[vii] 1 December 1943, folder: ‘Petroleum Reserves Corporation Activities. 7/3/43-1/1/44’ box 1, Records of the Petroleum Division, RG 59 via Anderson, Irvine H. "The American Oil Industry and the Fifty-Fifty Agreement of 1950." Musaddiq, Iranian Nationalism, and Oil. By James A. Bill and William Roger Louis. 1988. 151
[viii] It was known that Iran possessed vast reserves of oil-based fuels, and the discovery and understanding of how much Iran has is not a recent development.
[ix] Foran 271
[x] O'Hara, Sarah, and Michael Heffernan. "From Geo-Strategy to Geo-Economics: The ‘Heartland’ and British Imperialism Before and After MacKinder." (2006): 54
[xi] O’Hara and Heffernan 67
[xii] O’Hara and Heffernan 66
[xiii] Ansari, Ali M. Modern Iran since 1921: The Pahlavis and after. 2003. 121; Azimi, Fakhreddin. Iran: The Crisis of Democracy. 1989. 295; Ferrier, Ronald W. "The Anglo-Iranian Oil Dispute." Musaddiq, Iranian Nationalism, and Oil. By James A. Bill and William Roger Louis. 1988. 186; Louis, Wm. Roger. "Musaddiq and the Dilemmas of British Imperialism." Musaddiq, Iranian Nationalism, and Oil. By James A. Bill and William Roger Louis. 1988. 242
[xiv] Foran 290; Cottam, Richard W. Nationalism in Iran. 1964. 215
[xv] Koch, Scott A., "Zendebad, Shah!": The Central Intelligence Agency and the Fall of Iranian Prime Minister Mohammed Mossadeq, August 1953," Top Secret Draft History, History Staff, Central Intelligence Agency, June 1998., 79
[xvi] Bill, James A. Musaddiq, Iranian Nationalism, and Oil. By James A. Bill and William Roger Louis. 1988. 265
[xvii] Bill 277
[xviii] Truman’s Point Four program was intended to help develop Iran, and was responsible for investing tens of millions of US dollars in Iran.
[xix] In particular George McGhee, and Dr. Henry F. Grady, US Ambassador to Iran from 1950-1951
[xx] Bill 273; Siavoshi, Sussan. "The Oil Nationalization Movement, 1949-1953." A Century of Revolution: Social Movements in Iran.

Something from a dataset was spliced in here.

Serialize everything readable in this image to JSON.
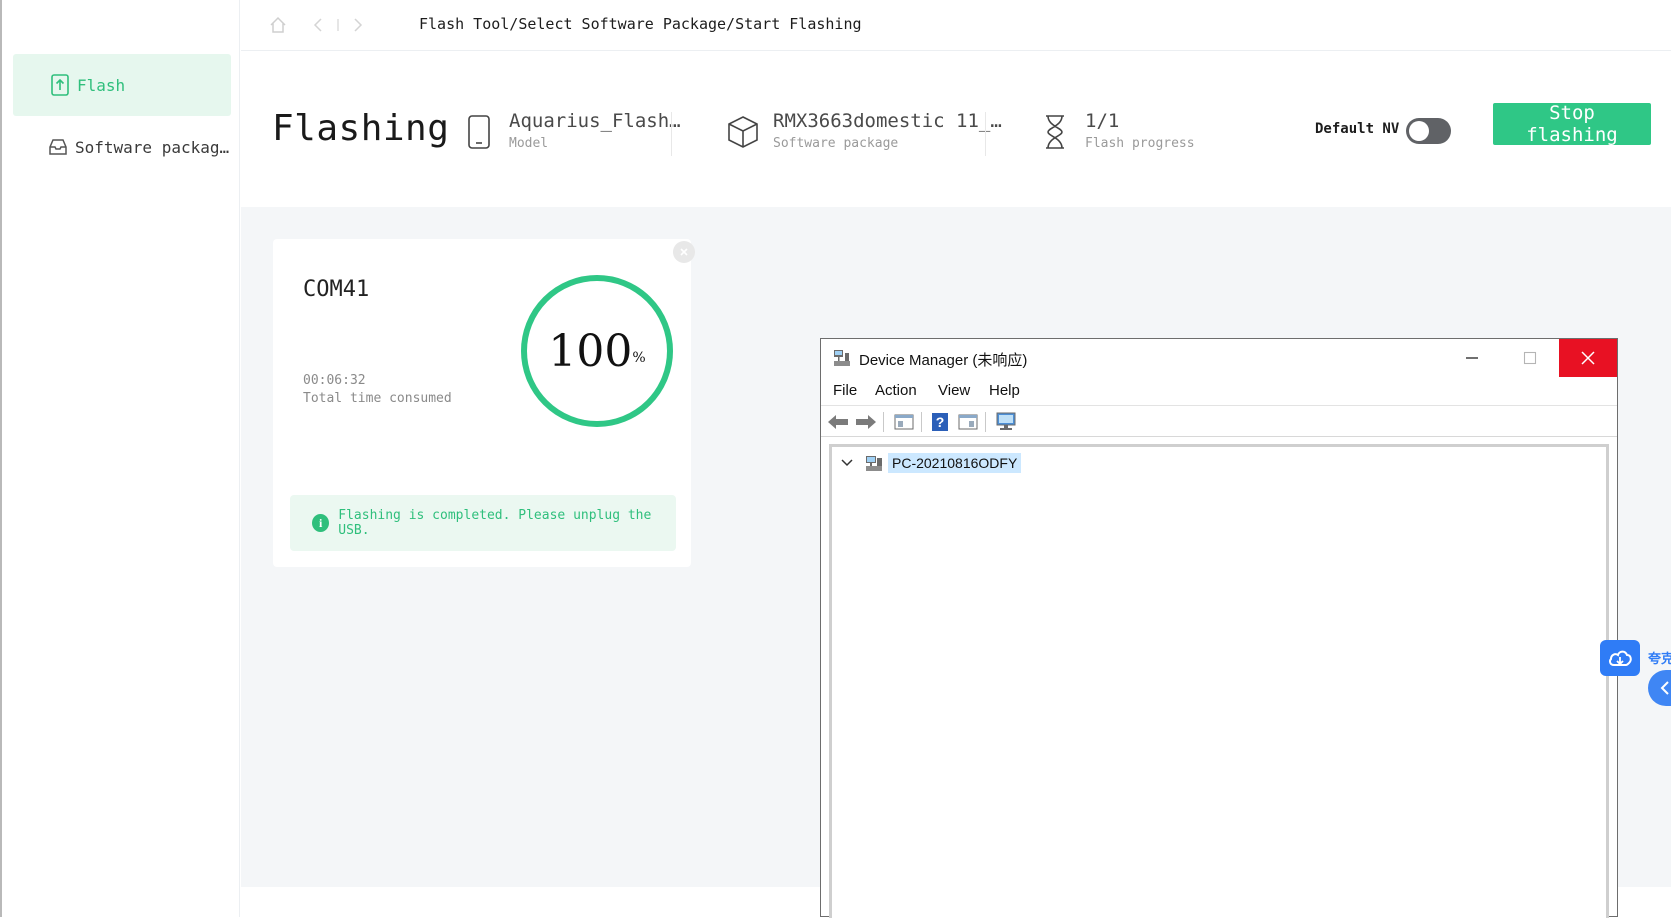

By John Foran. 1994. 128
[xxi] Bill 273
[xxii] Foran 271
[xxiii] "Man of the Year: Challenge of the East." Time 7 Jan. 1952: n. pag. Time Magazine. Web.
[xxiv] Bill 265; "Man of the Year: Challenge of the East." Time 7 Jan. 1952: n. pag. Time Magazine. Web.
[xxv] Bill 265